As a CFP, I advise all my clients to never put more than 7% of total income in a 401(k) or other qualified plan. Here are some of the reasons for my recommendations.
1. Don’t try to put the maximum into a 401(k). A good rule is not to start your 401(k) until you are setting aside 15% of annual income in safe, fixed, saving vehicles like money market accounts, savings accounts, CD’s etc., until you have at least 50% of one years income. If you research some of the questions here on Askville, one of the things you will see asked most often is, "how do I get money out of my 401(k)?" This comes up because too many people started putting the maximum in the retirement account before have liquidity someplace else. Then when they need money in an emergency, (laid off, medical, disability,) they reach for the only large source of money they have, the 401(k). (Then they face tax and penalty.)
2. Once you have 50% of one years income saved, start the 401(k) using 7% of the 15% or up to the company match, whichever is greater. The other 8% should be moved into an investment portfolio outside the 401(k) that fits your investment risk profile.

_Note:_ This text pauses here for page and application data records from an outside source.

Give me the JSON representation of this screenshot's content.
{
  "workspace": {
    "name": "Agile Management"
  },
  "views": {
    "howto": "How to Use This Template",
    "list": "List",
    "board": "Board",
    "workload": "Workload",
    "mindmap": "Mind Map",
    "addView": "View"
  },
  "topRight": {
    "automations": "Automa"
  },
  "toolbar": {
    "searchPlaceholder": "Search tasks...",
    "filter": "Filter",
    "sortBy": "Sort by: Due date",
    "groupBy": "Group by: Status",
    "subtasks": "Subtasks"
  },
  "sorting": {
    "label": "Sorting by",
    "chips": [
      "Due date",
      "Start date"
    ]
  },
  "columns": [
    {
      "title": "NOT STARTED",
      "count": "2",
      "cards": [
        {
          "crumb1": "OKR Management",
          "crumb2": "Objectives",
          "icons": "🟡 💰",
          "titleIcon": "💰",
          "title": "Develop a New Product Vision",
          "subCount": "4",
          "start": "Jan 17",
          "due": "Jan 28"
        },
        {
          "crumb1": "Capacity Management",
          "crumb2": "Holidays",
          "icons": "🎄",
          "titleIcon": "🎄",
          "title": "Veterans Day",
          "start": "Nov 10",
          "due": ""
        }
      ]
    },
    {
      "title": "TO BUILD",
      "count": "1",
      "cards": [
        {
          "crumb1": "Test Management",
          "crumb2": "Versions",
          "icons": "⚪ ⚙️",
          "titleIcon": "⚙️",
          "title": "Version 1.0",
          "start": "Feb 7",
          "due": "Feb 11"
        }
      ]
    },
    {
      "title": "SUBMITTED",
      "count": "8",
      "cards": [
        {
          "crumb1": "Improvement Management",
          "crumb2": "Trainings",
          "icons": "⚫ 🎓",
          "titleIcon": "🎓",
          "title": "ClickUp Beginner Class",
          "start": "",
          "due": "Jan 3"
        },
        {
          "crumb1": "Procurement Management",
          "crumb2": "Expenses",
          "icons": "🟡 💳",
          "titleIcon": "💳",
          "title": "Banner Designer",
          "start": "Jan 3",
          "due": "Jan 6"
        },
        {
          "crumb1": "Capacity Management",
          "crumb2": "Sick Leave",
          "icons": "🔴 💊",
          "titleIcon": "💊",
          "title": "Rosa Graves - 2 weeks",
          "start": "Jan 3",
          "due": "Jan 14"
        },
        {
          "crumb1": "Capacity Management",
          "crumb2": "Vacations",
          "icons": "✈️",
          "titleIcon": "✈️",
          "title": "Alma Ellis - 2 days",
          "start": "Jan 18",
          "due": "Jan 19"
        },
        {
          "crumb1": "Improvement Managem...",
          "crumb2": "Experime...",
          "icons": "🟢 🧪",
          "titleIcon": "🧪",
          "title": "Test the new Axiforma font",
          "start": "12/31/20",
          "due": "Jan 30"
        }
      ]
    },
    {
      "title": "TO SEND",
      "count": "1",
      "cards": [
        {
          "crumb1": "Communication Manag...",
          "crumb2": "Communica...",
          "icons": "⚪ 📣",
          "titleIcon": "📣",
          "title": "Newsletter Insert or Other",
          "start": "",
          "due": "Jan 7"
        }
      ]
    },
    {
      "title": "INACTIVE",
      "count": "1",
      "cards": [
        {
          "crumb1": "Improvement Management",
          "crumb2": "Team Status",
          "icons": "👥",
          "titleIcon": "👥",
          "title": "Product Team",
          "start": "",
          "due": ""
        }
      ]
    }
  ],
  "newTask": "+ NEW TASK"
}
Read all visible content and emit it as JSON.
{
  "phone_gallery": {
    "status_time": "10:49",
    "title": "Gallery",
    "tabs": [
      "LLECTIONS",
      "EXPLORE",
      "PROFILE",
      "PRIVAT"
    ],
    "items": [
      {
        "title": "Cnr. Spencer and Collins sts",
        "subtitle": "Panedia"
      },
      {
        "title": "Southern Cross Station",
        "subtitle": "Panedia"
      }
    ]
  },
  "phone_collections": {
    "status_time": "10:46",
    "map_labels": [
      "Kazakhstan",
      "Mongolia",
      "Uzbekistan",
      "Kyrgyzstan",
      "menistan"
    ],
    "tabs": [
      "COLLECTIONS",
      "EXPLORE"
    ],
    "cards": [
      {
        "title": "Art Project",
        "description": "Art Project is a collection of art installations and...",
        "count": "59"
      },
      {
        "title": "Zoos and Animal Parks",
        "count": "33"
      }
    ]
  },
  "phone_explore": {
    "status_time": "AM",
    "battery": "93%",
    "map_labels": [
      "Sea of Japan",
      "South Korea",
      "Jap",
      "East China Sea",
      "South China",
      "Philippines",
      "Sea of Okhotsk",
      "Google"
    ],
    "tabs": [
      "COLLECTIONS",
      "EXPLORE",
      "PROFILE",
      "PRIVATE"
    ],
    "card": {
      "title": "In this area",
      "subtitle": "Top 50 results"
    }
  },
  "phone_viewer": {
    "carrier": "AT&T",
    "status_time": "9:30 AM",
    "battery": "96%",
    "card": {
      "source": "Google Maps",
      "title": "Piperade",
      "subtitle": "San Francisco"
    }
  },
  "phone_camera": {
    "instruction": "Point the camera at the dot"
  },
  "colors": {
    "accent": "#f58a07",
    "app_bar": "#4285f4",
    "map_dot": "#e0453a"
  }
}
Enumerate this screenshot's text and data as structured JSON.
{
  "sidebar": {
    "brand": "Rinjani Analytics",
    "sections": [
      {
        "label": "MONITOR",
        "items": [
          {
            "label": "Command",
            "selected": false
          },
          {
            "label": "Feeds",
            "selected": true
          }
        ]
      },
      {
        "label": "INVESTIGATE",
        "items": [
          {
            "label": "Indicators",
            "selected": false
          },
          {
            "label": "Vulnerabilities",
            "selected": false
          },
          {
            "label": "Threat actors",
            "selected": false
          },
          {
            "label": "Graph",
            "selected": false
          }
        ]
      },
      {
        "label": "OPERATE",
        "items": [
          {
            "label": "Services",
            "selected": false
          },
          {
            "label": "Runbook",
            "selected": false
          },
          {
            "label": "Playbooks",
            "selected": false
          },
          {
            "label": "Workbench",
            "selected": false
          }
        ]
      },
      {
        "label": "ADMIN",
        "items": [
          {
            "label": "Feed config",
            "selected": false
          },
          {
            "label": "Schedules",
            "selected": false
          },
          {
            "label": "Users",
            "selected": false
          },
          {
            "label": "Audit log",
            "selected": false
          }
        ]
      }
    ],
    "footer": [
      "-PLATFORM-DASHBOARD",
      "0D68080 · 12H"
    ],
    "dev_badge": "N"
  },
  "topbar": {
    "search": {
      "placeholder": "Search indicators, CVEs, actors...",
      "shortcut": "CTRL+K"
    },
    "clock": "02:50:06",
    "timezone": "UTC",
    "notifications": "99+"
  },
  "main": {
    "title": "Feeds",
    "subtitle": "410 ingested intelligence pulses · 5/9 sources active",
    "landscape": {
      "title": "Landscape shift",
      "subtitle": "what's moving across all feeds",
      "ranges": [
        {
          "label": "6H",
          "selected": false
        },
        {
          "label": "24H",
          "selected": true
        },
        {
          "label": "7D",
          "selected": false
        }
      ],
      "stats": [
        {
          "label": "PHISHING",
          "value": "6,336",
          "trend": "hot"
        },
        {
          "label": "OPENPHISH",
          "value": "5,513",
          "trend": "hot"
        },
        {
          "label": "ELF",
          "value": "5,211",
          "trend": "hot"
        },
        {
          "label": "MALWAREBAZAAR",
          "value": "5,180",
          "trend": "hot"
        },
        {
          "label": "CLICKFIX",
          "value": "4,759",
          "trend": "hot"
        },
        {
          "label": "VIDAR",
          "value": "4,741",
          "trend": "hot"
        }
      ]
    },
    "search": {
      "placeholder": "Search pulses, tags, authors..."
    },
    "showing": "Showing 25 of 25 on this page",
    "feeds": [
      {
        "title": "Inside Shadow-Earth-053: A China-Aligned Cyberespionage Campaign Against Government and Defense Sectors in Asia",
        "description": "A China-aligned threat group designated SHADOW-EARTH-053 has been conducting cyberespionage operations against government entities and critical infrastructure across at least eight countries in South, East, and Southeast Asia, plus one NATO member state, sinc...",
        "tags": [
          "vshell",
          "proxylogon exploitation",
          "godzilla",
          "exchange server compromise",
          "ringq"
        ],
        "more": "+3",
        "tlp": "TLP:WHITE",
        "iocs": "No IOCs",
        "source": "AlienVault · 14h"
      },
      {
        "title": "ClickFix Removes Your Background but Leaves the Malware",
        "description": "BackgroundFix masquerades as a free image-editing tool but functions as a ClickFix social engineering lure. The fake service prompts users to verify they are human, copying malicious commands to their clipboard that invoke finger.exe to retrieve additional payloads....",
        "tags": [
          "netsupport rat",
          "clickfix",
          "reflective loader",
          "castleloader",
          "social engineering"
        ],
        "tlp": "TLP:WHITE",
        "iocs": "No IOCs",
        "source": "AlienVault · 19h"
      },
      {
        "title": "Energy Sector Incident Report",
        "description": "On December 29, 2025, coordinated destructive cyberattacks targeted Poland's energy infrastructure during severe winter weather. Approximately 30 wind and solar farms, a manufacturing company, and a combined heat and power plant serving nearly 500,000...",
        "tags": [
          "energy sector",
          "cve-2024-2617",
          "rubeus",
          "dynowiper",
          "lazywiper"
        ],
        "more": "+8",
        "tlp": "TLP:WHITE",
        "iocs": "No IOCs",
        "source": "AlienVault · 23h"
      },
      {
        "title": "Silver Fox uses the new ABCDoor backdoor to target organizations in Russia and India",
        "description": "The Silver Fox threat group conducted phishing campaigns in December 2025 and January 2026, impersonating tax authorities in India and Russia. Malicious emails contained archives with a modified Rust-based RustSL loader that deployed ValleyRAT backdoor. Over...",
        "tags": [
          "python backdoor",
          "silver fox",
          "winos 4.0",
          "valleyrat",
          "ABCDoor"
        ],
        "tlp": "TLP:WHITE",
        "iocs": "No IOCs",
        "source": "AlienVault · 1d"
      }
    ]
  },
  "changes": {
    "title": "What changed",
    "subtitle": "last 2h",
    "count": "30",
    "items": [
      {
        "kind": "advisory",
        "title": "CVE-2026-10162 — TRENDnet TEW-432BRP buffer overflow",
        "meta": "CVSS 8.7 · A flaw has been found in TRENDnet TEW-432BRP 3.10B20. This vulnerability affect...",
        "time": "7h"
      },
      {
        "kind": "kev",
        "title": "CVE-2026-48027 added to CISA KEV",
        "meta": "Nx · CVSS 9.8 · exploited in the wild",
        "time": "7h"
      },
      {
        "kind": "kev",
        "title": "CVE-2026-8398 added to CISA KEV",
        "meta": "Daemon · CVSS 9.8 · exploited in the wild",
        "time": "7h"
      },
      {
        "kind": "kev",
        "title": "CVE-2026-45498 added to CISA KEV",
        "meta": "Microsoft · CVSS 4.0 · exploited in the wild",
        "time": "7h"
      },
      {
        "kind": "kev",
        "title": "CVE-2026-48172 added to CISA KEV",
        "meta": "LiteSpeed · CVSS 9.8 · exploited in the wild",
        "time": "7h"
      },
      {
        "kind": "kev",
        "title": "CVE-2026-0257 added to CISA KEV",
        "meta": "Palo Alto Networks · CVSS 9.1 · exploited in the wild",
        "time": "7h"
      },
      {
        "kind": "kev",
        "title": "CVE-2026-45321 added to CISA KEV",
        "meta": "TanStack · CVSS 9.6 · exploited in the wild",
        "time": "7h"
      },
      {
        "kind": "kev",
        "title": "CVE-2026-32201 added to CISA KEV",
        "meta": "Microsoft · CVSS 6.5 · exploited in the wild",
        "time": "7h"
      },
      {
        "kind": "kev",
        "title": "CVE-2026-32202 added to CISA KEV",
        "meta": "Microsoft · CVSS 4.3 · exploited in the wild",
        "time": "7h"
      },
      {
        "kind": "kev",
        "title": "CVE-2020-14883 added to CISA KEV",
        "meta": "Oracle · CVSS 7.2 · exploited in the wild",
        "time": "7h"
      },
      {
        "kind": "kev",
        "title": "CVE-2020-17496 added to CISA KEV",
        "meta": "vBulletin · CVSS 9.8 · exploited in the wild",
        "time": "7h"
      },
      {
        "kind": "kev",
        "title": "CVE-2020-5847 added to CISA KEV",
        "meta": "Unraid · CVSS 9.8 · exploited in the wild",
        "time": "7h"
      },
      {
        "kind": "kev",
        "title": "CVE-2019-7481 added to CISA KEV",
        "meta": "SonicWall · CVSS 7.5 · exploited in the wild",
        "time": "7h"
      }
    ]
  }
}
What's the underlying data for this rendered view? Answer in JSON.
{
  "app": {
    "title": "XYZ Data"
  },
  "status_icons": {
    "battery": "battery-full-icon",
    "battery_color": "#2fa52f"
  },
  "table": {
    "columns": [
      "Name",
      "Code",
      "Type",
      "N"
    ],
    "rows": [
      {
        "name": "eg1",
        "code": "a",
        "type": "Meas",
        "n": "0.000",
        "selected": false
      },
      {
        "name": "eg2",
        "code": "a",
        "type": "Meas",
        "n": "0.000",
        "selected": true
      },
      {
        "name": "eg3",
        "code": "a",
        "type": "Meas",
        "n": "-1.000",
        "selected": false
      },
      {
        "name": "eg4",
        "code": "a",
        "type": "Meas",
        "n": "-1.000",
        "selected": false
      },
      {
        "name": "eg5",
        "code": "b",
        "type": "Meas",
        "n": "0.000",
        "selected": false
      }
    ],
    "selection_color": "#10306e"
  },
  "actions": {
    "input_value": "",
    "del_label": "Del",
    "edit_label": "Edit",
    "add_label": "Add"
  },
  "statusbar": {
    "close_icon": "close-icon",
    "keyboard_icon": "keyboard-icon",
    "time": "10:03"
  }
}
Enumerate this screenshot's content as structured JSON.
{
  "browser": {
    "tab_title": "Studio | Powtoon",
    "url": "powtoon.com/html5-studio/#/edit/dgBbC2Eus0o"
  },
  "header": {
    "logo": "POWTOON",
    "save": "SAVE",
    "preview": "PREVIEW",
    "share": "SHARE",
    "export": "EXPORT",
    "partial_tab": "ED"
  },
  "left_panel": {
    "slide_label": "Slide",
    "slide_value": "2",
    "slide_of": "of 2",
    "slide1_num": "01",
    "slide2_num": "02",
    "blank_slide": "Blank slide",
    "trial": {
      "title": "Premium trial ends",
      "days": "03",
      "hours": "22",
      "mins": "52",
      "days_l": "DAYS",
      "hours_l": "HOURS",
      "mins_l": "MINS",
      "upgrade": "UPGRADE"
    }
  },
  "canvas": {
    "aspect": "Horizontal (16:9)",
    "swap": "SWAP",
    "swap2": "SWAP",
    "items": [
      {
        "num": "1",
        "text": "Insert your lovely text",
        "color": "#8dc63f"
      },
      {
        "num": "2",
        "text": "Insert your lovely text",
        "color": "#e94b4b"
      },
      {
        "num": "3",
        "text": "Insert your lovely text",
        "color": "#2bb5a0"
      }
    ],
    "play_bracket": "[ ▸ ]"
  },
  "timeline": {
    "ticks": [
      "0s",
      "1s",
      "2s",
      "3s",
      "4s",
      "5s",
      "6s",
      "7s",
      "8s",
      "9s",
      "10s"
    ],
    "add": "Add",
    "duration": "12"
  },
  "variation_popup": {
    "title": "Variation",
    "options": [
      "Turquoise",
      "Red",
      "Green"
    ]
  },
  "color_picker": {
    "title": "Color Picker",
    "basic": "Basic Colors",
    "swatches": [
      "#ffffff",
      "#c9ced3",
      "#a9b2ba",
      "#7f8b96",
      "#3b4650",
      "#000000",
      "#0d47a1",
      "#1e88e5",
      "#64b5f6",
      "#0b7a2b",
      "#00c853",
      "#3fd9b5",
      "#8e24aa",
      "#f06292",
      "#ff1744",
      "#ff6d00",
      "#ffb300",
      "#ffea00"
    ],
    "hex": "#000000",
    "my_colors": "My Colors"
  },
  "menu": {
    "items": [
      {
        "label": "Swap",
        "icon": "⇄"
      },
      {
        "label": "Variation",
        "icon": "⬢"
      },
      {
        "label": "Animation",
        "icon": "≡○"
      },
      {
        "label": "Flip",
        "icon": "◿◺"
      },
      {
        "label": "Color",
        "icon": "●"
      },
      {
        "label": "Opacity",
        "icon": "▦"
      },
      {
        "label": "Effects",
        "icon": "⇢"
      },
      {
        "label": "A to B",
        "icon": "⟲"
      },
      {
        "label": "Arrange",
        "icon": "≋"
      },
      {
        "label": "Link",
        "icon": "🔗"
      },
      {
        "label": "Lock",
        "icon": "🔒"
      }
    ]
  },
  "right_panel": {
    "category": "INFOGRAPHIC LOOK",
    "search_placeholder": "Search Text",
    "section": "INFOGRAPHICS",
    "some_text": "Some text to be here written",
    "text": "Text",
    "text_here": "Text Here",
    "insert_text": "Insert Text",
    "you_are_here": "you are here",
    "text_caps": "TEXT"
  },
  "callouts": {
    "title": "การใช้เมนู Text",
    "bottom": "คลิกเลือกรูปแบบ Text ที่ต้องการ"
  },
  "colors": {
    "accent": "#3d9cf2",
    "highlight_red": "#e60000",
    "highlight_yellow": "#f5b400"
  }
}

3. 401(k) plans are tax deferred plans, not tax advantaged plans. Too many financial planners interchange the terminology. A 401(k) allows you to deferrer taxes. This means there is part of your 401(k) that you will never have access to. Most people don’t understand the tax savings is locked in the plan. You never have access to it, that is why it is deferred. For example, if you were to put 7% of $100,000 ($7,000) each year for the next 35 years at 5%, you would accumulate $663,854. $100,000 of income would put you in the 28% tax bracket if single, so you would save $185,879 in taxes. (This assumes you always earn $100,000 a year) Assuming you are in the same tax bracket at retirement (28%) you will owe $185,879 in taxes, exactly the same that was deferred. You never got to spend the $185,879. You are left with $477,975 to spend.
4. Don’t think you will be in a lower tax bracket at retirement. Most people are in the same or higher. And with the way the government is spending money, there is a good chance you tax bracket at retirement could be double what it is now. That means you will give back twice what you got credit for. Remember, you give up almost all money control with a qualified plan. In 1973 when the first IRA law was passed, top marginal tax brackets were 70%.
5. Equity investments inside a 401(k) are taxed at ordinary income rates instead of capital gain rates. So any mutual funds or stock you sell inside the 401(k) at retirement will be taxed at ordinary income tax rates, (as high as 35%) instead of the capital gain rate of 15% outside the plan.
6. You can not tax deduct investment losses inside a 401(k). You can if the investment losses are outside the plan.
7. The government has a Required Minimum Distribution rule at age 70 1/2 that says you must start taking money from your 401(k) whether you want to or not. This distribution is based on a government table. http://www.bankrate.com/finance/money-g ... table.aspx
. The figures are the same for IRA and 401(k). This means you have no control over how much income you take after age 70 1/2. You must take the minimum. This gets added to interest, dividends, Social Security, pensions and any other income source you have to determine your taxable income for that year. Here is a calculator to let you play with a 401(k) balance to see what the minimum is. http://www.cpasitesolutions.com/content ... strib.html
. Notice how clever the government is. If you just take the minimum, the amount you need to take each year increases, pushing you into a higher tax bracket. (Unless you have a major loss inside the plan.)
8. Watch out for plan fees. Some of these 401(k) plans can have very high fees, (150 to 200 basis points, 1 1/2% to 2%.) These fees can really eat into your account balance over the years.
9. Make sure you have a well planned exit strategy. Most people have good entrance strategies, but never look at the tax consequences, minimum distribution calculations, or what can happen if tax laws change.